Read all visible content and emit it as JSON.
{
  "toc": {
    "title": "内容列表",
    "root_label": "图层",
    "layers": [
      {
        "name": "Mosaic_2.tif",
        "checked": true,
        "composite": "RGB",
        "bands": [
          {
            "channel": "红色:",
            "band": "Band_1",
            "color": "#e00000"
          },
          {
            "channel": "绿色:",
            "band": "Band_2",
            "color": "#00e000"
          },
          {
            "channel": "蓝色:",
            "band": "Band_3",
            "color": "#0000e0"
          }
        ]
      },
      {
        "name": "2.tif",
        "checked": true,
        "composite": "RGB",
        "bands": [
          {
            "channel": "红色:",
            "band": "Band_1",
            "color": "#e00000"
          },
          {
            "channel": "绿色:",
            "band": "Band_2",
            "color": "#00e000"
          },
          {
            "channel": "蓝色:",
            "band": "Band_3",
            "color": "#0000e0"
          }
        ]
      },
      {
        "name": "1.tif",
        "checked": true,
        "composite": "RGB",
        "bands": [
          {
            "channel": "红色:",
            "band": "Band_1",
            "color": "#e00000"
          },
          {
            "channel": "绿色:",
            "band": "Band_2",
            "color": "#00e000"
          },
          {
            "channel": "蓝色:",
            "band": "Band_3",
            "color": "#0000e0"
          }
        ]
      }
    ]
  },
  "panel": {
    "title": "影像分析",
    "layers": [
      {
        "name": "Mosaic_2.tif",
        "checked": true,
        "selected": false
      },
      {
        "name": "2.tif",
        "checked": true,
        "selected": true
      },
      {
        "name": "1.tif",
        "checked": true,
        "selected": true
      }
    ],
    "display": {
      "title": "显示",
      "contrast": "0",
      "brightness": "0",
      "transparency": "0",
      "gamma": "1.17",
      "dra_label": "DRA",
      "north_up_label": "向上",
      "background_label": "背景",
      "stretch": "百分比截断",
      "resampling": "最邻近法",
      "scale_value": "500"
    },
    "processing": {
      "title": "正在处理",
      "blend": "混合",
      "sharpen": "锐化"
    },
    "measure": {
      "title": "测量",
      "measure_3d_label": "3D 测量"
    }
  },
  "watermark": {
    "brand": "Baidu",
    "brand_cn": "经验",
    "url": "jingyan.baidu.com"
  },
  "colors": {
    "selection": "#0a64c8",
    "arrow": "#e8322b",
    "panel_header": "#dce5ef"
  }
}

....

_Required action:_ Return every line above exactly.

_Response below:_
Read all visible content and emit it as JSON.
{
  "toc": {
    "title": "内容列表",
    "root_label": "图层",
    "layers": [
      {
        "name": "Mosaic_2.tif",
        "checked": true,
        "composite": "RGB",
        "bands": [
          {
            "channel": "红色:",
            "band": "Band_1",
            "color": "#e00000"
          },
          {
            "channel": "绿色:",
            "band": "Band_2",
            "color": "#00e000"
          },
          {
            "channel": "蓝色:",
            "band": "Band_3",
            "color": "#0000e0"
          }
        ]
      },
      {
        "name": "2.tif",
        "checked": true,
        "composite": "RGB",
        "bands": [
          {
            "channel": "红色:",
            "band": "Band_1",
            "color": "#e00000"
          },
          {
            "channel": "绿色:",
            "band": "Band_2",
            "color": "#00e000"
          },
          {
            "channel": "蓝色:",
            "band": "Band_3",
            "color": "#0000e0"
          }
        ]
      },
      {
        "name": "1.tif",
        "checked": true,
        "composite": "RGB",
        "bands": [
          {
            "channel": "红色:",
            "band": "Band_1",
            "color": "#e00000"
          },
          {
            "channel": "绿色:",
            "band": "Band_2",
            "color": "#00e000"
          },
          {
            "channel": "蓝色:",
            "band": "Band_3",
            "color": "#0000e0"
          }
        ]
      }
    ]
  },
  "panel": {
    "title": "影像分析",
    "layers": [
      {
        "name": "Mosaic_2.tif",
        "checked": true,
        "selected": false
      },
      {
        "name": "2.tif",
        "checked": true,
        "selected": true
      },
      {
        "name": "1.tif",
        "checked": true,
        "selected": true
      }
    ],
    "display": {
      "title": "显示",
      "contrast": "0",
      "brightness": "0",
      "transparency": "0",
      "gamma": "1.17",
      "dra_label": "DRA",
      "north_up_label": "向上",
      "background_label": "背景",
      "stretch": "百分比截断",
      "resampling": "最邻近法",
      "scale_value": "500"
    },
    "processing": {
      "title": "正在处理",
      "blend": "混合",
      "sharpen": "锐化"
    },
    "measure": {
      "title": "测量",
      "measure_3d_label": "3D 测量"
    }
  },
  "watermark": {
    "brand": "Baidu",
    "brand_cn": "经验",
    "url": "jingyan.baidu.com"
  },
  "colors": {
    "selection": "#0a64c8",
    "arrow": "#e8322b",
    "panel_header": "#dce5ef"
  }
}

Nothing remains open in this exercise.